The required result is a copy of each line below in which "einbech" appears.

Dataset rows describing interfaces:
──────
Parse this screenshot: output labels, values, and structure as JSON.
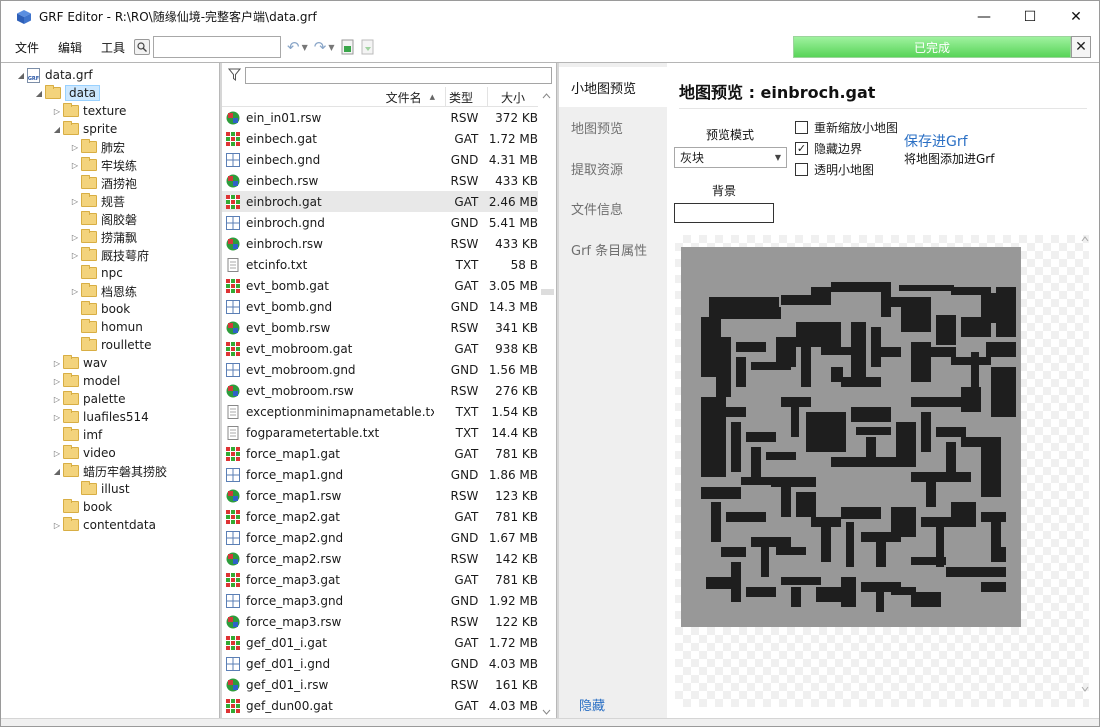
{
  "window": {
    "title": "GRF Editor - R:\\RO\\随缘仙境-完整客户端\\data.grf",
    "minimize_glyph": "—",
    "maximize_glyph": "☐",
    "close_glyph": "✕"
  },
  "menu": {
    "file": "文件",
    "edit": "编辑",
    "tools": "工具"
  },
  "toolbar": {
    "search_value": "",
    "undo_glyph": "↶",
    "redo_glyph": "↷",
    "progress_label": "已完成",
    "progress_fraction": 1.0,
    "progress_close": "✕"
  },
  "tree": {
    "root": "data.grf",
    "items": [
      {
        "label": "data",
        "depth": 1,
        "expanded": true,
        "selected": true
      },
      {
        "label": "texture",
        "depth": 2,
        "expanded": false
      },
      {
        "label": "sprite",
        "depth": 2,
        "expanded": true
      },
      {
        "label": "肺宏",
        "depth": 3,
        "expanded": false
      },
      {
        "label": "牢埃练",
        "depth": 3,
        "expanded": false
      },
      {
        "label": "酒捞袍",
        "depth": 3,
        "expanded": null
      },
      {
        "label": "规菩",
        "depth": 3,
        "expanded": false
      },
      {
        "label": "阁胶磐",
        "depth": 3,
        "expanded": null
      },
      {
        "label": "捞蒲飘",
        "depth": 3,
        "expanded": false
      },
      {
        "label": "厩技萼府",
        "depth": 3,
        "expanded": false
      },
      {
        "label": "npc",
        "depth": 3,
        "expanded": null
      },
      {
        "label": "档恩练",
        "depth": 3,
        "expanded": false
      },
      {
        "label": "book",
        "depth": 3,
        "expanded": null
      },
      {
        "label": "homun",
        "depth": 3,
        "expanded": null
      },
      {
        "label": "roullette",
        "depth": 3,
        "expanded": null
      },
      {
        "label": "wav",
        "depth": 2,
        "expanded": false
      },
      {
        "label": "model",
        "depth": 2,
        "expanded": false
      },
      {
        "label": "palette",
        "depth": 2,
        "expanded": false
      },
      {
        "label": "luafiles514",
        "depth": 2,
        "expanded": false
      },
      {
        "label": "imf",
        "depth": 2,
        "expanded": null
      },
      {
        "label": "video",
        "depth": 2,
        "expanded": false
      },
      {
        "label": "蜡历牢磐其捞胶",
        "depth": 2,
        "expanded": true
      },
      {
        "label": "illust",
        "depth": 3,
        "expanded": null
      },
      {
        "label": "book",
        "depth": 2,
        "expanded": null
      },
      {
        "label": "contentdata",
        "depth": 2,
        "expanded": false
      }
    ]
  },
  "filelist": {
    "filter_value": "",
    "columns": {
      "name": "文件名",
      "type": "类型",
      "size": "大小"
    },
    "rows": [
      {
        "name": "ein_in01.rsw",
        "type": "RSW",
        "size": "372 KB",
        "kind": "rsw"
      },
      {
        "name": "einbech.gat",
        "type": "GAT",
        "size": "1.72 MB",
        "kind": "gat"
      },
      {
        "name": "einbech.gnd",
        "type": "GND",
        "size": "4.31 MB",
        "kind": "gnd"
      },
      {
        "name": "einbech.rsw",
        "type": "RSW",
        "size": "433 KB",
        "kind": "rsw"
      },
      {
        "name": "einbroch.gat",
        "type": "GAT",
        "size": "2.46 MB",
        "kind": "gat",
        "selected": true
      },
      {
        "name": "einbroch.gnd",
        "type": "GND",
        "size": "5.41 MB",
        "kind": "gnd"
      },
      {
        "name": "einbroch.rsw",
        "type": "RSW",
        "size": "433 KB",
        "kind": "rsw"
      },
      {
        "name": "etcinfo.txt",
        "type": "TXT",
        "size": "58 B",
        "kind": "txt"
      },
      {
        "name": "evt_bomb.gat",
        "type": "GAT",
        "size": "3.05 MB",
        "kind": "gat"
      },
      {
        "name": "evt_bomb.gnd",
        "type": "GND",
        "size": "14.3 MB",
        "kind": "gnd"
      },
      {
        "name": "evt_bomb.rsw",
        "type": "RSW",
        "size": "341 KB",
        "kind": "rsw"
      },
      {
        "name": "evt_mobroom.gat",
        "type": "GAT",
        "size": "938 KB",
        "kind": "gat"
      },
      {
        "name": "evt_mobroom.gnd",
        "type": "GND",
        "size": "1.56 MB",
        "kind": "gnd"
      },
      {
        "name": "evt_mobroom.rsw",
        "type": "RSW",
        "size": "276 KB",
        "kind": "rsw"
      },
      {
        "name": "exceptionminimapnametable.txt",
        "type": "TXT",
        "size": "1.54 KB",
        "kind": "txt"
      },
      {
        "name": "fogparametertable.txt",
        "type": "TXT",
        "size": "14.4 KB",
        "kind": "txt"
      },
      {
        "name": "force_map1.gat",
        "type": "GAT",
        "size": "781 KB",
        "kind": "gat"
      },
      {
        "name": "force_map1.gnd",
        "type": "GND",
        "size": "1.86 MB",
        "kind": "gnd"
      },
      {
        "name": "force_map1.rsw",
        "type": "RSW",
        "size": "123 KB",
        "kind": "rsw"
      },
      {
        "name": "force_map2.gat",
        "type": "GAT",
        "size": "781 KB",
        "kind": "gat"
      },
      {
        "name": "force_map2.gnd",
        "type": "GND",
        "size": "1.67 MB",
        "kind": "gnd"
      },
      {
        "name": "force_map2.rsw",
        "type": "RSW",
        "size": "142 KB",
        "kind": "rsw"
      },
      {
        "name": "force_map3.gat",
        "type": "GAT",
        "size": "781 KB",
        "kind": "gat"
      },
      {
        "name": "force_map3.gnd",
        "type": "GND",
        "size": "1.92 MB",
        "kind": "gnd"
      },
      {
        "name": "force_map3.rsw",
        "type": "RSW",
        "size": "122 KB",
        "kind": "rsw"
      },
      {
        "name": "gef_d01_i.gat",
        "type": "GAT",
        "size": "1.72 MB",
        "kind": "gat"
      },
      {
        "name": "gef_d01_i.gnd",
        "type": "GND",
        "size": "4.03 MB",
        "kind": "gnd"
      },
      {
        "name": "gef_d01_i.rsw",
        "type": "RSW",
        "size": "161 KB",
        "kind": "rsw"
      },
      {
        "name": "gef_dun00.gat",
        "type": "GAT",
        "size": "4.03 MB",
        "kind": "gat"
      }
    ]
  },
  "tabs": {
    "items": [
      "小地图预览",
      "地图预览",
      "提取资源",
      "文件信息",
      "Grf 条目属性"
    ],
    "active": 0,
    "hide_link": "隐藏"
  },
  "minimap": {
    "title": "地图预览 : einbroch.gat",
    "mode_label": "预览模式",
    "mode_value": "灰块",
    "background_label": "背景",
    "checkbox_rescale": "重新缩放小地图",
    "checkbox_rescale_checked": false,
    "checkbox_hide_border": "隐藏边界",
    "checkbox_hide_border_checked": true,
    "checkbox_transparent": "透明小地图",
    "checkbox_transparent_checked": false,
    "save_link": "保存进Grf",
    "save_sub": "将地图添加进Grf",
    "map_background_color": "#989898",
    "map_wall_color": "#1e1e1e"
  }
}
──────
ANSWER TO THE PROBLEM –
        "name": "einbech.gat",
        "name": "einbech.gnd",
        "name": "einbech.rsw",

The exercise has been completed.